Scott solidly has a fourth-round grade with a hint of Round 2 potential if a team falls in love with the “what could be” factor of his continued growth after the position swap. He will need a few seasons to fully mature on the field, but you don’t need to be the next Miss Cleo see where his game could wind up. Scott has WR2 written all over him in the NFL, and he also could present a headache for special teams coaches if given the chance to explore that side of his skill set.

Table: Tyler Scott stats (2020-22)

Year School Class G Receiving Rushing
Rec Yds Avg TD Att Yds Avg TD
*2020 Cincinnati Fr 4 3 20 6.7 0 1 20 20.0 0
*2021 Cincinnati So 14 30 520 17.3 5 0 0 0
*2022 Cincinnati Jr 12 54 899 16.6 9 0 0 0

*includes postseason/bowl games (stats from Sports Reference)

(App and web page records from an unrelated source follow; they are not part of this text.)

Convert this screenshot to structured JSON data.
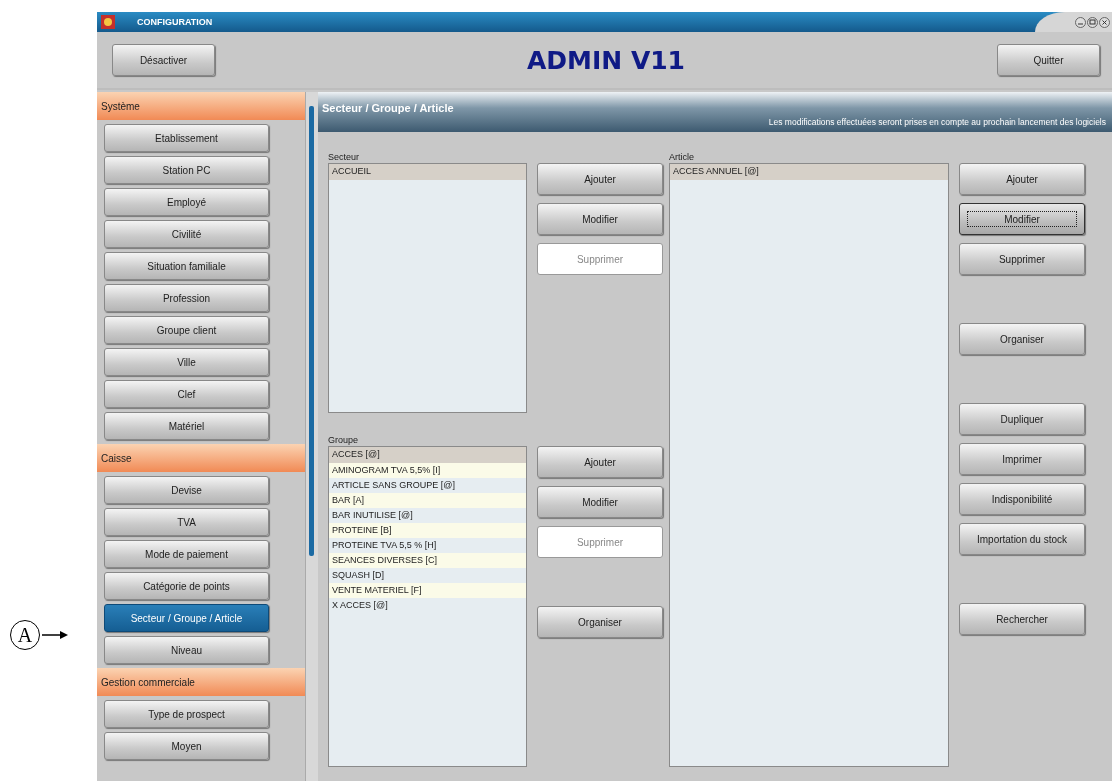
{
  "window": {
    "title": "CONFIGURATION"
  },
  "toolbar": {
    "left_button": "Désactiver",
    "heading": "ADMIN V11",
    "right_button": "Quitter"
  },
  "sidebar": {
    "sections": [
      {
        "title": "Système",
        "items": [
          {
            "label": "Etablissement",
            "selected": false
          },
          {
            "label": "Station PC",
            "selected": false
          },
          {
            "label": "Employé",
            "selected": false
          },
          {
            "label": "Civilité",
            "selected": false
          },
          {
            "label": "Situation familiale",
            "selected": false
          },
          {
            "label": "Profession",
            "selected": false
          },
          {
            "label": "Groupe client",
            "selected": false
          },
          {
            "label": "Ville",
            "selected": false
          },
          {
            "label": "Clef",
            "selected": false
          },
          {
            "label": "Matériel",
            "selected": false
          }
        ]
      },
      {
        "title": "Caisse",
        "items": [
          {
            "label": "Devise",
            "selected": false
          },
          {
            "label": "TVA",
            "selected": false
          },
          {
            "label": "Mode de paiement",
            "selected": false
          },
          {
            "label": "Catégorie de points",
            "selected": false
          },
          {
            "label": "Secteur / Groupe / Article",
            "selected": true
          },
          {
            "label": "Niveau",
            "selected": false
          }
        ]
      },
      {
        "title": "Gestion commerciale",
        "items": [
          {
            "label": "Type de prospect",
            "selected": false
          },
          {
            "label": "Moyen",
            "selected": false
          }
        ]
      }
    ]
  },
  "panel": {
    "title": "Secteur / Groupe / Article",
    "note": "Les modifications effectuées seront prises en compte au prochain lancement des logiciels"
  },
  "secteur": {
    "label": "Secteur",
    "items": [
      {
        "text": "ACCUEIL",
        "selected": true
      }
    ],
    "buttons": [
      {
        "label": "Ajouter",
        "disabled": false
      },
      {
        "label": "Modifier",
        "disabled": false
      },
      {
        "label": "Supprimer",
        "disabled": true
      }
    ]
  },
  "groupe": {
    "label": "Groupe",
    "items": [
      {
        "text": "ACCES [@]",
        "selected": true
      },
      {
        "text": "AMINOGRAM TVA 5,5% [I]",
        "selected": false
      },
      {
        "text": "ARTICLE SANS GROUPE [@]",
        "selected": false
      },
      {
        "text": "BAR [A]",
        "selected": false
      },
      {
        "text": "BAR INUTILISE [@]",
        "selected": false
      },
      {
        "text": "PROTEINE [B]",
        "selected": false
      },
      {
        "text": "PROTEINE TVA 5,5 % [H]",
        "selected": false
      },
      {
        "text": "SEANCES DIVERSES [C]",
        "selected": false
      },
      {
        "text": "SQUASH [D]",
        "selected": false
      },
      {
        "text": "VENTE MATERIEL [F]",
        "selected": false
      },
      {
        "text": "X ACCES [@]",
        "selected": false
      }
    ],
    "buttons": [
      {
        "label": "Ajouter",
        "disabled": false
      },
      {
        "label": "Modifier",
        "disabled": false
      },
      {
        "label": "Supprimer",
        "disabled": true
      },
      {
        "label": "Organiser",
        "disabled": false
      }
    ]
  },
  "article": {
    "label": "Article",
    "items": [
      {
        "text": "ACCES ANNUEL [@]",
        "selected": true
      }
    ],
    "buttons": [
      {
        "label": "Ajouter",
        "focused": false
      },
      {
        "label": "Modifier",
        "focused": true
      },
      {
        "label": "Supprimer",
        "focused": false
      },
      {
        "label": "Organiser",
        "focused": false
      },
      {
        "label": "Dupliquer",
        "focused": false
      },
      {
        "label": "Imprimer",
        "focused": false
      },
      {
        "label": "Indisponibilité",
        "focused": false
      },
      {
        "label": "Importation du stock",
        "focused": false
      },
      {
        "label": "Rechercher",
        "focused": false
      }
    ]
  },
  "callout": {
    "label": "A"
  }
}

  • Purely electric — while he timed “only” at 4.44 seconds in the 40, Scott plays faster on tape. With even the slightest of advantage, he pulls away from virtually all defenders.
  • Explosive potential from anywhere on the field as evidenced by 71 percent of his 14 touchdown catches going for at least 30 yards
  • Operates inside and out as well as across all three levels of the route tree
  • Offers upside as a route runner that isn’t seen on tape given his newness to the position after converting from a high school running back/utility player
  • Surprisingly good in jump-ball situations for being only 5-foot-10 — a nearly 40-inch vertical will do that, but he displays an excellent sense of timing
  • System and scheme versatility are positives, but he’ll shine in a West Coast design that emphasizes yardage after the catch
  • Wasn’t utilized much as a special teams returner at Cincinnati but has the physical traits to be dangerous in this department — tallied three return scores in high school

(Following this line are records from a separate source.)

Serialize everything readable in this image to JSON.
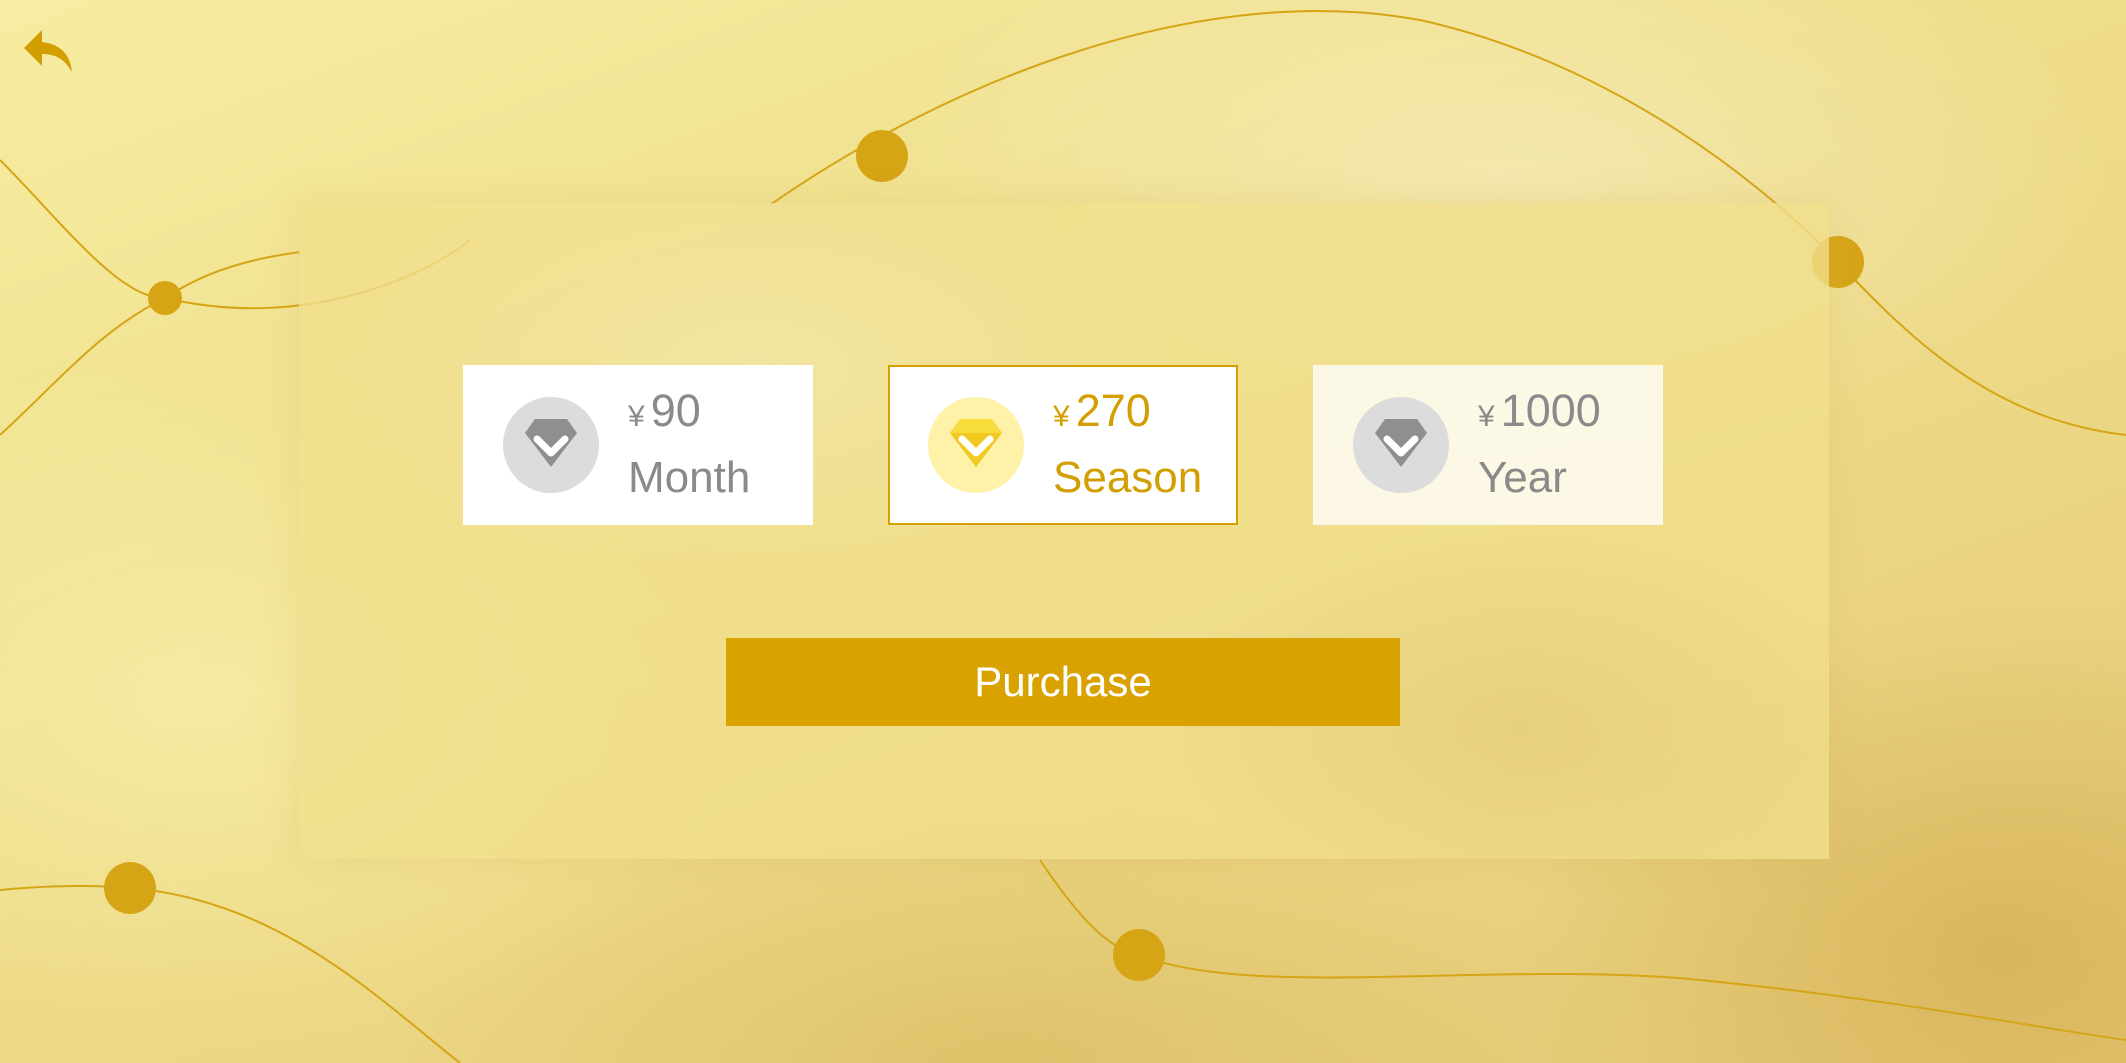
{
  "colors": {
    "accent": "#d9a200",
    "line": "#d6a516",
    "muted_text": "#8a8a8a",
    "card_bg": "#ffffff"
  },
  "header": {
    "back_icon": "back-arrow-icon"
  },
  "plans": [
    {
      "currency": "¥",
      "amount": "90",
      "label": "Month",
      "icon": "diamond-icon",
      "selected": false
    },
    {
      "currency": "¥",
      "amount": "270",
      "label": "Season",
      "icon": "diamond-icon",
      "selected": true
    },
    {
      "currency": "¥",
      "amount": "1000",
      "label": "Year",
      "icon": "diamond-icon",
      "selected": false
    }
  ],
  "actions": {
    "purchase_label": "Purchase"
  }
}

  • Some people may consider this a positive, but Scott is raw at his craft — that means he needs to improve in several fundamental areas, particularly as a route runner. All of the tools exist for him to excel in the pros, but the bottom line is he needs to actually show he can continue to grow or upside doesn’t matter.
  • Will get jammed at the line vs. larger corners in press coverage
  • Is his lean frame a durability concern in the pros?
  • Occasionally tips off his intentions pre-break, but this is correctable with coaching and time — rounding breaks, a lack of variation in his footwork, especially when decelerating for a comeback or curl
  • Can get too focused on making the big play, which shows in concentration lapses while trying to secure a reception — hands are definitely adequate overall, but he’s had a few easy grabs get swatted out of his mitts

Fantasy football outlook

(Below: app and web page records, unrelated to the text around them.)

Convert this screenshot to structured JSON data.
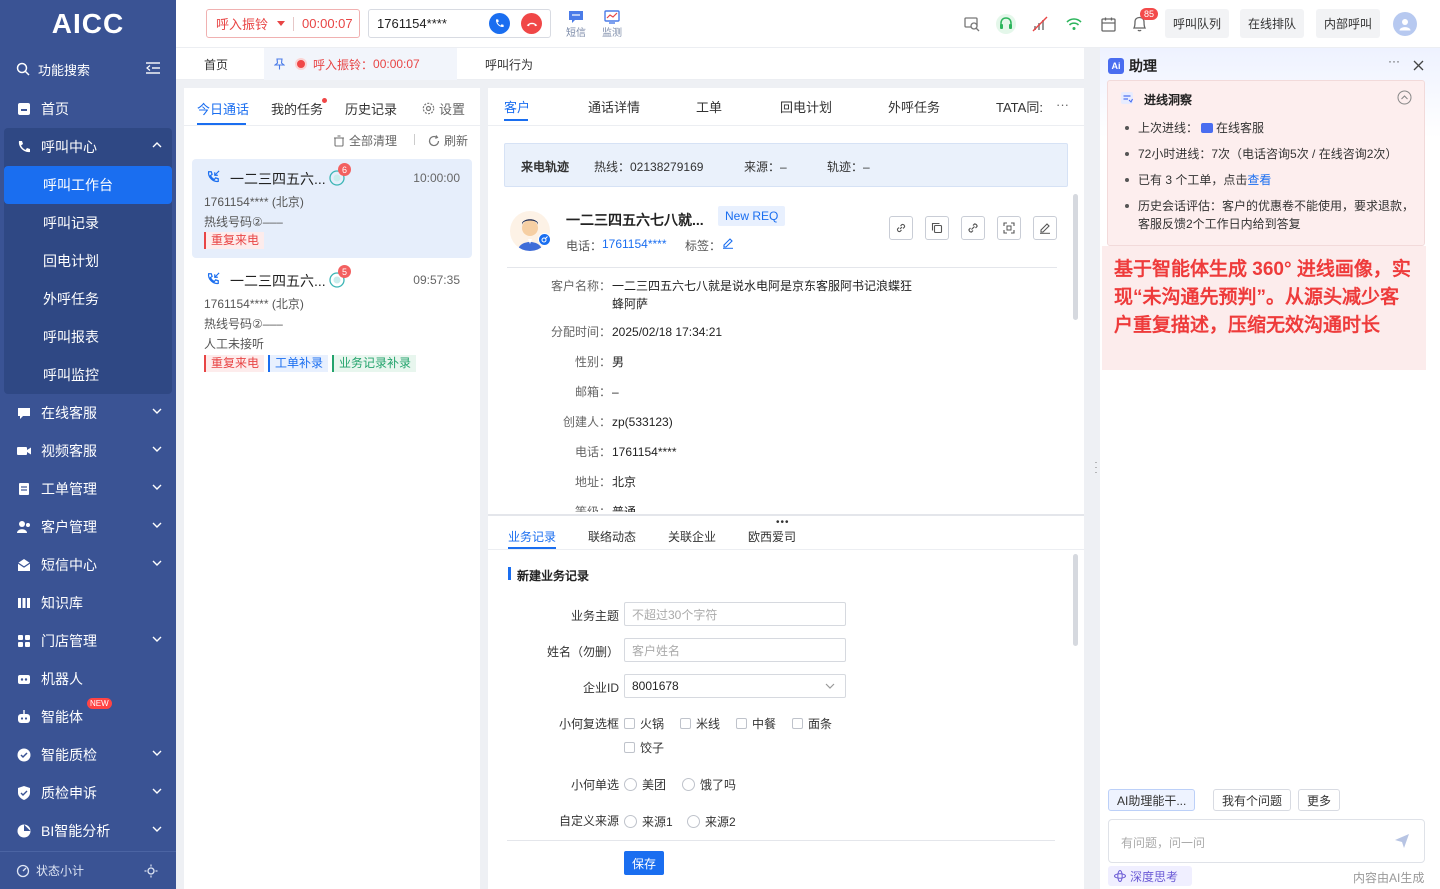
{
  "app": {
    "logo": "AICC"
  },
  "sidebar": {
    "search_label": "功能搜索",
    "items": [
      {
        "label": "首页",
        "icon": "home-icon"
      },
      {
        "label": "呼叫中心",
        "icon": "phone-icon",
        "expanded": true
      },
      {
        "label": "在线客服",
        "icon": "chat-icon"
      },
      {
        "label": "视频客服",
        "icon": "video-icon"
      },
      {
        "label": "工单管理",
        "icon": "ticket-icon"
      },
      {
        "label": "客户管理",
        "icon": "users-icon"
      },
      {
        "label": "短信中心",
        "icon": "sms-icon"
      },
      {
        "label": "知识库",
        "icon": "book-icon"
      },
      {
        "label": "门店管理",
        "icon": "grid-icon"
      },
      {
        "label": "机器人",
        "icon": "robot-icon"
      },
      {
        "label": "智能体",
        "icon": "agent-icon",
        "badge": "NEW"
      },
      {
        "label": "智能质检",
        "icon": "inspect-icon"
      },
      {
        "label": "质检申诉",
        "icon": "shield-icon"
      },
      {
        "label": "BI智能分析",
        "icon": "chart-icon"
      }
    ],
    "sub_items": [
      "呼叫工作台",
      "呼叫记录",
      "回电计划",
      "外呼任务",
      "呼叫报表",
      "呼叫监控"
    ],
    "footer_label": "状态小计"
  },
  "header": {
    "call_status": "呼入振铃",
    "call_timer": "00:00:07",
    "phone_number": "1761154****",
    "tools": [
      {
        "label": "短信",
        "icon": "sms-icon"
      },
      {
        "label": "监测",
        "icon": "monitor-icon"
      }
    ],
    "notification_count": "85",
    "buttons": [
      "呼叫队列",
      "在线排队",
      "内部呼叫"
    ]
  },
  "page_tabs": {
    "home": "首页",
    "ringing_label": "呼入振铃：",
    "ringing_timer": "00:00:07",
    "call_behavior": "呼叫行为"
  },
  "list_panel": {
    "tabs": [
      "今日通话",
      "我的任务",
      "历史记录"
    ],
    "settings": "设置",
    "clear_all": "全部清理",
    "refresh": "刷新",
    "cards": [
      {
        "name": "一二三四五六...",
        "badge": "6",
        "time": "10:00:00",
        "phone": "1761154**** (北京)",
        "hotline": "热线号码②–––",
        "status": "",
        "tags": [
          {
            "text": "重复来电",
            "color": "red"
          }
        ]
      },
      {
        "name": "一二三四五六...",
        "badge": "5",
        "time": "09:57:35",
        "phone": "1761154**** (北京)",
        "hotline": "热线号码②–––",
        "status": "人工未接听",
        "tags": [
          {
            "text": "重复来电",
            "color": "red"
          },
          {
            "text": "工单补录",
            "color": "blue"
          },
          {
            "text": "业务记录补录",
            "color": "green"
          }
        ]
      }
    ]
  },
  "center": {
    "tabs": [
      "客户",
      "通话详情",
      "工单",
      "回电计划",
      "外呼任务",
      "TATA同:"
    ],
    "more": "···",
    "trace": {
      "title": "来电轨迹",
      "hotline": "热线：02138279169",
      "source": "来源：–",
      "track": "轨迹：–"
    },
    "customer": {
      "name": "一二三四五六七八就...",
      "tag": "New REQ",
      "phone_label": "电话：",
      "phone": "1761154****",
      "tag_label": "标签："
    },
    "fields": [
      {
        "label": "客户名称：",
        "value": "一二三四五六七八就是说水电阿是京东客服阿书记浪蝶狂蜂阿萨"
      },
      {
        "label": "分配时间：",
        "value": "2025/02/18 17:34:21"
      },
      {
        "label": "性别：",
        "value": "男"
      },
      {
        "label": "邮箱：",
        "value": "–"
      },
      {
        "label": "创建人：",
        "value": "zp(533123)"
      },
      {
        "label": "电话：",
        "value": "1761154****"
      },
      {
        "label": "地址：",
        "value": "北京"
      },
      {
        "label": "等级：",
        "value": "普通"
      }
    ],
    "bottom_tabs": [
      "业务记录",
      "联络动态",
      "关联企业",
      "欧西爱司"
    ],
    "form": {
      "title": "新建业务记录",
      "subject_label": "业务主题",
      "subject_placeholder": "不超过30个字符",
      "name_label": "姓名（勿删）",
      "name_placeholder": "客户姓名",
      "company_label": "企业ID",
      "company_value": "8001678",
      "checkbox_label": "小何复选框",
      "checkbox_options": [
        "火锅",
        "米线",
        "中餐",
        "面条",
        "饺子"
      ],
      "radio_label": "小何单选",
      "radio_options": [
        "美团",
        "饿了吗"
      ],
      "source_label": "自定义来源",
      "source_options": [
        "来源1",
        "来源2"
      ],
      "save": "保存"
    }
  },
  "assistant": {
    "title": "助理",
    "insight_title": "进线洞察",
    "insights": [
      {
        "text": "上次进线：",
        "extra": "在线客服"
      },
      {
        "text": "72小时进线：7次（电话咨询5次 / 在线咨询2次）"
      },
      {
        "text": "已有 3 个工单，点击",
        "link": "查看"
      },
      {
        "text": "历史会话评估：客户的优惠卷不能使用，要求退款，客服反馈2个工作日内给到答复"
      }
    ],
    "note": "基于智能体生成 360° 进线画像，实现“未沟通先预判”。从源头减少客户重复描述，压缩无效沟通时长",
    "chips": [
      "AI助理能干...",
      "我有个问题",
      "更多"
    ],
    "input_placeholder": "有问题，问一问",
    "deep_think": "深度思考",
    "ai_generated": "内容由AI生成"
  }
}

It’s extremely difficult to not see Tyler Lockett in Scott’s game, and there’s a strong chance the latter follows suit in terms of career trajectory. Lockett, a third-round pick in 2015, needed a few years before we really saw him shine. Finally getting a real No. 1 next to him made all the difference.

In time, Scott should be a quality second option for fantasy rosters, but he probably will need a few years to get there, which depresses his dynasty worth just a tad. The NFL’s uptick in spread systems and RPOs could accelerate his utility window, however. There is much to like about where his career is headed, and if he winds up in a fortuitous spot for increased volume as a rookie, don’t be scared to take a late-round flier on Scott or draft him in best-ball. A reunion with Desmond Ridder in Atlanta makes a great deal of sense for both sides, and it’s easy to see a creative mind like Sean McVay or Andy Reid wanting to putt their stamp on molding Scott’s future.


More Huddle